Thursday, January 20, 2011

A Matter of Perspective

I came across an really thought provoking book last night as I was wandering around the internet: The Legal Analyst - A Toolkit for Thinking about the Law by Ward Farnsworth. I've only read to the second chapter so far but what I've read really helps me to conceptualize things. One great point is to view the law through the perspectives of ex ante and ex post. The ex post perspective involves looking back at a disaster or other event after it has occurred and deciding what to do about it or how to clean it up. The second perspective, ex ante, involves looking forward and asking what effects the decision about this case will have in the future —on parties who are entering similar situations and haven’t yet decided what to do, and whose choices may be influenced by the consequences the law says will follow from them.

Thursday, January 6, 2011

Another Milestone

When was the last time that you actually saw a milestone? I always find them quite interesting actually, almost like Stonehenge to be honest. A quaint relic of a time gone by, weathered by the elements yet still visible. Perhaps not as much of a mystery as the Wiltshire stones but still intriguing. At least to me.

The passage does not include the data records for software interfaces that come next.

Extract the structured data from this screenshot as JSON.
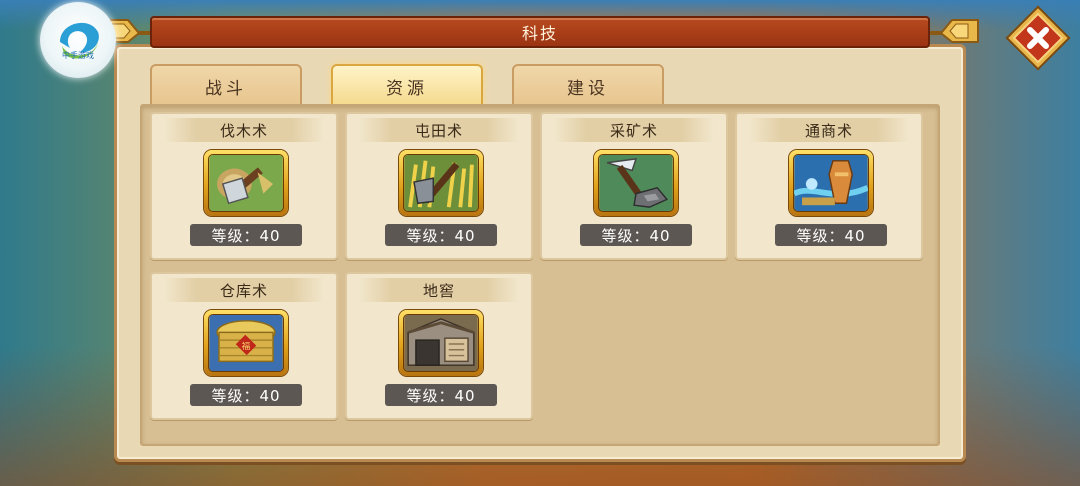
{
  "window": {
    "title": "科技"
  },
  "logo": {
    "text": "中手游戏"
  },
  "tabs": [
    {
      "label": "战斗",
      "active": false
    },
    {
      "label": "资源",
      "active": true
    },
    {
      "label": "建设",
      "active": false
    }
  ],
  "techs": [
    {
      "name": "伐木术",
      "level": "等级：40",
      "icon": "lumber-axe-icon"
    },
    {
      "name": "屯田术",
      "level": "等级：40",
      "icon": "farming-hoe-icon"
    },
    {
      "name": "采矿术",
      "level": "等级：40",
      "icon": "mining-pickaxe-icon"
    },
    {
      "name": "通商术",
      "level": "等级：40",
      "icon": "trade-goods-icon"
    },
    {
      "name": "仓库术",
      "level": "等级：40",
      "icon": "granary-icon"
    },
    {
      "name": "地窖",
      "level": "等级：40",
      "icon": "cellar-icon"
    }
  ],
  "colors": {
    "title_bar": "#a83c17",
    "panel": "#e9d8b4",
    "icon_frame": "#e1a21c",
    "level_badge": "#5c5752",
    "close_button": "#c2361c"
  }
}
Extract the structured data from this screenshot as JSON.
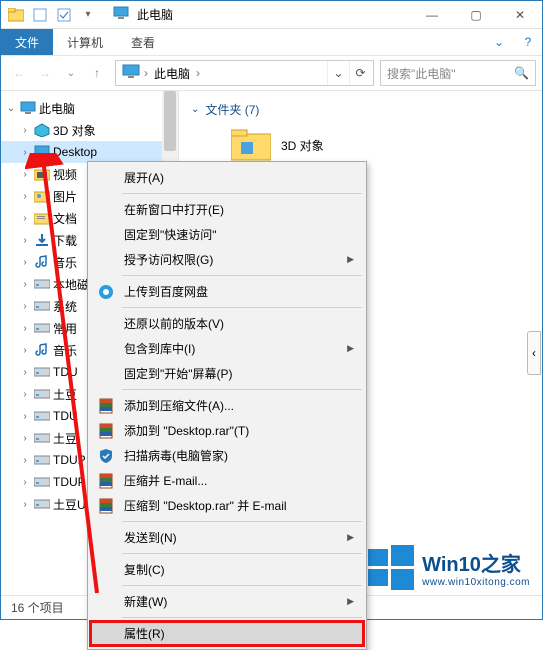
{
  "titlebar": {
    "title": "此电脑"
  },
  "window_buttons": {
    "min": "—",
    "max": "▢",
    "close": "✕"
  },
  "ribbon": {
    "file": "文件",
    "computer": "计算机",
    "view": "查看",
    "expand_icon": "⌄",
    "help_icon": "?"
  },
  "nav": {
    "back": "←",
    "forward": "→",
    "recent": "⌄",
    "up": "↑",
    "crumb_root": "此电脑",
    "crumb_chev": "›",
    "dd": "⌄",
    "refresh": "⟳"
  },
  "search": {
    "placeholder": "搜索\"此电脑\"",
    "icon": "🔍"
  },
  "tree": {
    "root": "此电脑",
    "items": [
      "3D 对象",
      "Desktop",
      "视频",
      "图片",
      "文档",
      "下载",
      "音乐",
      "本地磁盘",
      "系统",
      "常用",
      "音乐",
      "TDU",
      "土豆",
      "TDU",
      "土豆",
      "TDUP",
      "TDUP",
      "土豆U"
    ]
  },
  "main": {
    "group_label": "文件夹 (7)",
    "folder_label": "3D 对象"
  },
  "context_menu": {
    "items": [
      {
        "label": "展开(A)",
        "sub": false
      },
      null,
      {
        "label": "在新窗口中打开(E)",
        "sub": false
      },
      {
        "label": "固定到\"快速访问\"",
        "sub": false
      },
      {
        "label": "授予访问权限(G)",
        "sub": true
      },
      null,
      {
        "label": "上传到百度网盘",
        "icon": "baidu"
      },
      null,
      {
        "label": "还原以前的版本(V)",
        "sub": false
      },
      {
        "label": "包含到库中(I)",
        "sub": true
      },
      {
        "label": "固定到\"开始\"屏幕(P)",
        "sub": false
      },
      null,
      {
        "label": "添加到压缩文件(A)...",
        "icon": "rar"
      },
      {
        "label": "添加到 \"Desktop.rar\"(T)",
        "icon": "rar"
      },
      {
        "label": "扫描病毒(电脑管家)",
        "icon": "shield"
      },
      {
        "label": "压缩并 E-mail...",
        "icon": "rar"
      },
      {
        "label": "压缩到 \"Desktop.rar\" 并 E-mail",
        "icon": "rar"
      },
      null,
      {
        "label": "发送到(N)",
        "sub": true
      },
      null,
      {
        "label": "复制(C)",
        "sub": false
      },
      null,
      {
        "label": "新建(W)",
        "sub": true
      },
      null,
      {
        "label": "属性(R)",
        "sub": false,
        "highlight": true,
        "framed": true
      }
    ]
  },
  "statusbar": {
    "text": "16 个项目"
  },
  "watermark": {
    "big": "Win10之家",
    "small": "www.win10xitong.com"
  },
  "side_handle": "‹"
}
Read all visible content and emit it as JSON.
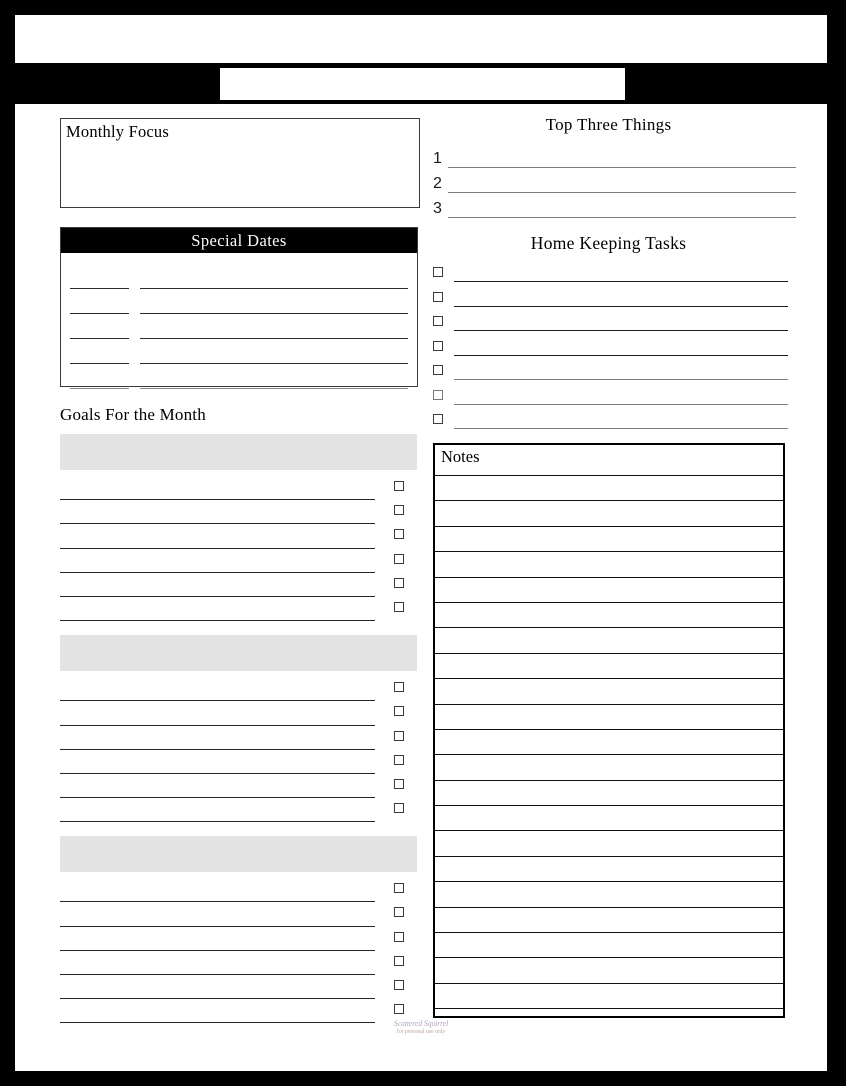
{
  "document": {
    "kind": "monthly-planner-printable",
    "title_field_value": "",
    "title_field_placeholder": ""
  },
  "monthly_focus": {
    "label": "Monthly Focus",
    "value": ""
  },
  "top_three": {
    "title": "Top Three Things",
    "rows": [
      {
        "number": "1",
        "value": ""
      },
      {
        "number": "2",
        "value": ""
      },
      {
        "number": "3",
        "value": ""
      }
    ]
  },
  "special_dates": {
    "title": "Special Dates",
    "rows": [
      {
        "date": "",
        "description": ""
      },
      {
        "date": "",
        "description": ""
      },
      {
        "date": "",
        "description": ""
      },
      {
        "date": "",
        "description": ""
      },
      {
        "date": "",
        "description": ""
      }
    ]
  },
  "home_keeping": {
    "title": "Home Keeping Tasks",
    "rows": [
      {
        "checked": false,
        "value": ""
      },
      {
        "checked": false,
        "value": ""
      },
      {
        "checked": false,
        "value": ""
      },
      {
        "checked": false,
        "value": ""
      },
      {
        "checked": false,
        "value": ""
      },
      {
        "checked": false,
        "value": ""
      },
      {
        "checked": false,
        "value": ""
      }
    ]
  },
  "goals": {
    "title": "Goals For the Month",
    "groups": [
      {
        "heading": "",
        "rows": [
          "",
          "",
          "",
          "",
          "",
          ""
        ]
      },
      {
        "heading": "",
        "rows": [
          "",
          "",
          "",
          "",
          "",
          ""
        ]
      },
      {
        "heading": "",
        "rows": [
          "",
          "",
          "",
          "",
          "",
          ""
        ]
      }
    ]
  },
  "notes": {
    "label": "Notes",
    "line_count": 22,
    "lines": [
      "",
      "",
      "",
      "",
      "",
      "",
      "",
      "",
      "",
      "",
      "",
      "",
      "",
      "",
      "",
      "",
      "",
      "",
      "",
      "",
      "",
      ""
    ]
  },
  "footer": {
    "watermark_main": "Scattered Squirrel",
    "watermark_sub": "for personal use only"
  },
  "colors": {
    "frame": "#000000",
    "paper": "#ffffff",
    "band_black": "#000000",
    "band_gray": "#e3e3e3",
    "rule_dark": "#262626",
    "rule_light": "#7d7d7d"
  }
}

In any event today I reached another milestone in my quest for the LLB. I stopped by my local examination centre this morning to get their sign off on my papers to sit my exams in the spring and I have just posted them to the university. In a few more days I can expect a much more visible sign when the fee for the exams is deducted from my account.

Slightly behind where I wanted to be at this point but I will be putting my nose to the grindstone over the next few months so keep the bandages handy...

Monday, January 3, 2011

Happy New Year

Big apologies for the slide in my number of postings at the end of last year. I am going to use the excuse that I was deep deep in studying and could not even be bothered to lift my nose out of the books to eat and drink much less to post a few words here. I will leave it up to you to decide whether this is true or not but I am going to stick with it...

I have actually made a bit of progess in the past couple of months especially in criminal law but there is a strange thing which is slowing me down - a lack of index cards. Sadly it is impossible to get index cards where I live (hard to believe I know but seemingly true). I wanted to use them to make flash cards to study the huge number of accumulating cases. Somehow I got really fixated on this issue and searched high and low for index cards but was unable to find them in any shop or office supply store. Neither was Santa clever enough to find them. So I am left to my own devices to find an old fashioned means to study the cases. Open to suggestions so if you have any good tips please write back and let me know.